What are the definitions of “termination” and “lay-off”?
Termination of employment is an employee’s departure from a job. Termination may be voluntary on the employee’s part, or it may be at the hands of the employer, often in the form of dismissal (firing) or a layoff.
Dismissal or firing is generally thought to be the fault of the employee, whereas a layoff is generally done for business reasons (for instance a business slowdown or an economic downturn) outside the employee’s performance.
If you decide to terminate an employee with an unlimited temporary employment, please pay attention our following advice for a correct termination:
1. Notice period
The employer must mind the notice period which ends on the date of the next wage payment. This is usually the last working day of the month following the termination notice.
E.g.: A termination notice is submitted on 10. February. The notice period then ends on 31st March (presumed that the 31st march is not on a weekend or public holiday).
Remark regarding probation period
2. Severance pay
An employer shall pay severance pay to an employee who is laid off.

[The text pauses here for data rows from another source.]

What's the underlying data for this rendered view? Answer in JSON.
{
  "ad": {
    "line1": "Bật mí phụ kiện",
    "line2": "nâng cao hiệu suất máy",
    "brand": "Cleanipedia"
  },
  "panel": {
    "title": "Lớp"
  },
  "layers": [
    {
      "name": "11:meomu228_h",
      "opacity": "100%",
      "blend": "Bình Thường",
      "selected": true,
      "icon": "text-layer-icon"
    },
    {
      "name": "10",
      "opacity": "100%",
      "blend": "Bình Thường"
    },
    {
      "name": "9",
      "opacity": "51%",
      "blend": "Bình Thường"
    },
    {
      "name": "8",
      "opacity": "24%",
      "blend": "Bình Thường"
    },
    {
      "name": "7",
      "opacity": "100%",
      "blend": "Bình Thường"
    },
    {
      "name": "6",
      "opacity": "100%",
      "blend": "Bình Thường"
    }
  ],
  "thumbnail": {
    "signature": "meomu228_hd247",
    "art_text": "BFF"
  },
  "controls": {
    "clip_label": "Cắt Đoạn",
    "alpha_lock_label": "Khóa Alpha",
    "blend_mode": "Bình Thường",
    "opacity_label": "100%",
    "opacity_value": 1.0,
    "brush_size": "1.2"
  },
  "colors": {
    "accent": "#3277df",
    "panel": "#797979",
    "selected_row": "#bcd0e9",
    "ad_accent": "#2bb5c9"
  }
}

The amount of the severance pay varies, depending on the period of employment:
Remark: the employer is not required to pay severance to an employee whose employment is terminated with cause ( -> Please see our client memo on dismissal of an employee with cause )
Two special cases for severance pay:
a) reorganization measures due usage of machines
b) relocating of the workplace
3. Annual holiday pay, Overtime pay, Holiday pay, Holiday overtime pay
The Employer shall pay wages of the employee for annual holidays in the year of termination equal to the proportion of annual holidays to which the employee is entitled. Also, Overtime Pay and Holiday Overtime Pay to which the Employee is entitled shall be paid within three days from the date of the Employee’s termination